What to work on = The lines needed run from the one that contains "Decode this image" through the end of the material below, both included; write them out exactly, with no pictures.
== Segment start ==
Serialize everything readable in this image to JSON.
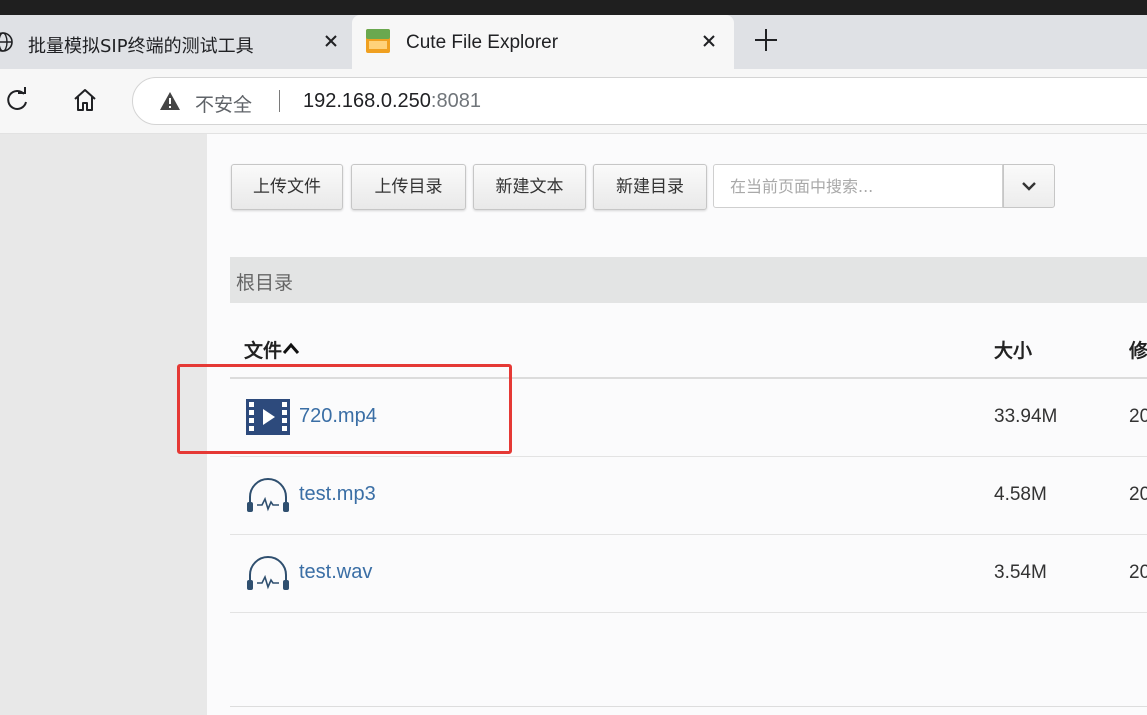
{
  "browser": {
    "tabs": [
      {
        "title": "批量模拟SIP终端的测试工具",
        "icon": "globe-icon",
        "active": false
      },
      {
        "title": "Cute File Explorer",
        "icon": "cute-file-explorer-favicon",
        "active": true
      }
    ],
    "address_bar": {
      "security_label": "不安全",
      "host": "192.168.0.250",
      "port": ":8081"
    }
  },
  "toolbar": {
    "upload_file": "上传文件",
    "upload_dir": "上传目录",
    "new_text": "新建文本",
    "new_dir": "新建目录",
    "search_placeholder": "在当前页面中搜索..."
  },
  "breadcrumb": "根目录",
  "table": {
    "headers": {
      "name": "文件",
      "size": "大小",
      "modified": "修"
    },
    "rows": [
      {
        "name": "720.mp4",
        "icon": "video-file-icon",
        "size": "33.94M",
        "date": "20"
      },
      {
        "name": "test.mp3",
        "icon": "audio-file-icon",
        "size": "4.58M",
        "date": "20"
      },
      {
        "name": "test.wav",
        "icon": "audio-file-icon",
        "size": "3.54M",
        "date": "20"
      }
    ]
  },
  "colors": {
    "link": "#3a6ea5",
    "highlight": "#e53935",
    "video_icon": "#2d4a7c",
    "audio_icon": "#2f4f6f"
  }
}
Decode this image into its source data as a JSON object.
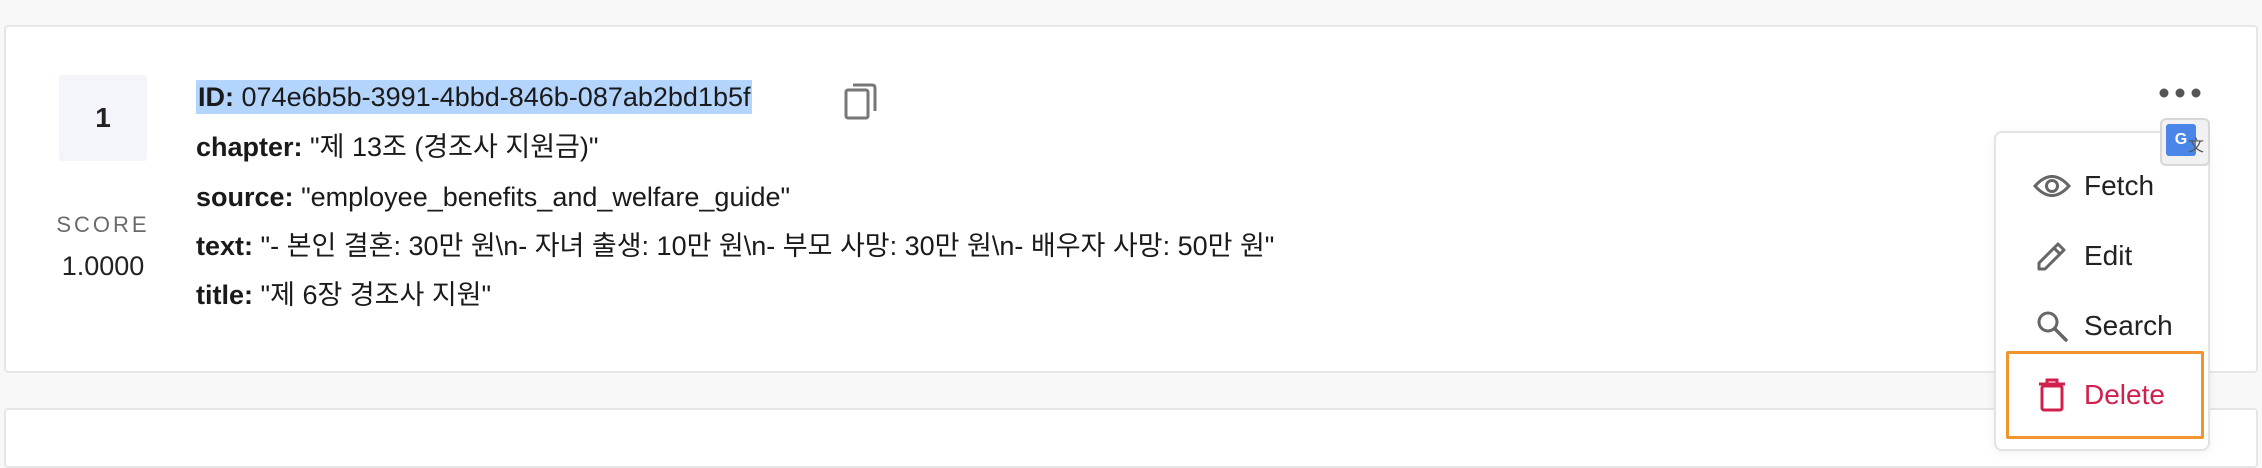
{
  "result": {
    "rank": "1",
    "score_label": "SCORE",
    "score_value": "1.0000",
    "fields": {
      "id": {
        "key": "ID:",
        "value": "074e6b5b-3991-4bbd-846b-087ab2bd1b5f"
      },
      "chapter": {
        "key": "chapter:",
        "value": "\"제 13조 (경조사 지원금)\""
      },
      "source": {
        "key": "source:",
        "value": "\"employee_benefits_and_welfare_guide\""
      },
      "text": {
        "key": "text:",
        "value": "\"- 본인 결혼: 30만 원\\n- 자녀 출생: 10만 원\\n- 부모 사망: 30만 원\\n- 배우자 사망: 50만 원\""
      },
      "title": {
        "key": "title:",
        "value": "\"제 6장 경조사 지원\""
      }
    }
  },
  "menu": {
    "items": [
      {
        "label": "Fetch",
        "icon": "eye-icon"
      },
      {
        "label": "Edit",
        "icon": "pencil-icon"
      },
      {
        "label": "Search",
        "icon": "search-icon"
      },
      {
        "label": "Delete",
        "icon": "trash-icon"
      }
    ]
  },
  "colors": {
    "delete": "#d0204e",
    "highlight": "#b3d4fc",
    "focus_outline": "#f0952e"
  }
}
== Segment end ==
Answer space =
Decode this image into its source data as a JSON object.
{
  "result": {
    "rank": "1",
    "score_label": "SCORE",
    "score_value": "1.0000",
    "fields": {
      "id": {
        "key": "ID:",
        "value": "074e6b5b-3991-4bbd-846b-087ab2bd1b5f"
      },
      "chapter": {
        "key": "chapter:",
        "value": "\"제 13조 (경조사 지원금)\""
      },
      "source": {
        "key": "source:",
        "value": "\"employee_benefits_and_welfare_guide\""
      },
      "text": {
        "key": "text:",
        "value": "\"- 본인 결혼: 30만 원\\n- 자녀 출생: 10만 원\\n- 부모 사망: 30만 원\\n- 배우자 사망: 50만 원\""
      },
      "title": {
        "key": "title:",
        "value": "\"제 6장 경조사 지원\""
      }
    }
  },
  "menu": {
    "items": [
      {
        "label": "Fetch",
        "icon": "eye-icon"
      },
      {
        "label": "Edit",
        "icon": "pencil-icon"
      },
      {
        "label": "Search",
        "icon": "search-icon"
      },
      {
        "label": "Delete",
        "icon": "trash-icon"
      }
    ]
  },
  "colors": {
    "delete": "#d0204e",
    "highlight": "#b3d4fc",
    "focus_outline": "#f0952e"
  }
}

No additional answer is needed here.